“With little governmental support, the human mobility ministry of the Catholic Church, along with other initiatives, has established an attention center to receive these migrants. Here, the migrants are given some food, medical attention (if needed), and a personal care kit. As we ourselves saw, this return contrasted wildly with the festive ambiance of more familiar airport reunions. Thursday, in the back of San Pedro Sula´s airport, there were no hugs, no smiles, no balloons, no joy. Instead, the travel-weary migrants exuded only sadness, disappointment, and apprehension.”
Several days later in Honduras, the group visited a community in the countryside, about 30 minutes outside of El Progreso, where they spent time visiting with families whose lives have been tragically affected by migration.

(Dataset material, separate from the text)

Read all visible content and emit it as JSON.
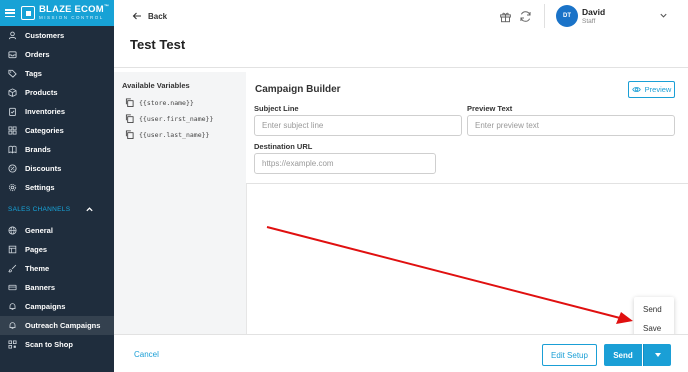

“Victoria told us her story through grief and tears. Her husband is counted among the ‘desaparecidos’, those migrants who are never heard from again after beginning the long, dangerous journey to the States. Victoria recounted how her husband left their home in order to provide a better life for their daughters. She has not heard from him in eight years and clings desperately to the hope that she will find out what happened to him.”
At another stop in Honduras, the Jesuits visited those who have suffered devastating injuries attempting to migrate to the United States.
“Many hoping to migrate to the United States ride on top of cargo trains. The train reaches high speeds, with occasional sudden stops, easily causing people to fall. Sometimes, these falls are fatal. Other times, they injure people so badly that it takes years to recover. Meanwhile, their dreams of providing a better life for their families disappear. This is the case of Jose Luis Hernandez. On the train up North, he suffered a terrible accident, losing one leg, one arm, and four of the fingers from his remaining arm. It has taken him years to recover, not only from the physical wounds, but also from the emotional wounds: the stigma of now being disabled, the shame of returning home with nothing, the sense of being a burden for his family.”
We invite and encourage you to follow this blog during the coming weeks as the Jesuits travel through El Salvador, Guatemala and Mexico before entering the United States and stopping in El Paso, Texas and Nogales, Ariz.
In addition, thanks to the magic of Skype, internet cafes and file-sharing, The Jesuit Post, www.thejesuitpost.org will also be following the journey. Founded in February of this year, The Jesuit Post was launched by a group of young Jesuits who hope to draw the connection between contemporary culture and spirituality using a language and tone to which young adults can relate.
Last week, a group of young Jesuits launched a new website called The Jesuit Post. Content will range range widely, with hopes of covering ”Jesus, politics, and pop-culture…the Catholic Church, sports, and Socrates.”
The first set of articles include pieces on Dr. Who, the New Translation of the Romal Missal, Tim Tebow, yoga, Paula Deen, and health care reform.
“It’s about making the case for God (better: letting God make the case for Himself) in our secular age,” says editor-in-chief (and Jesuit) Patrick Gilger.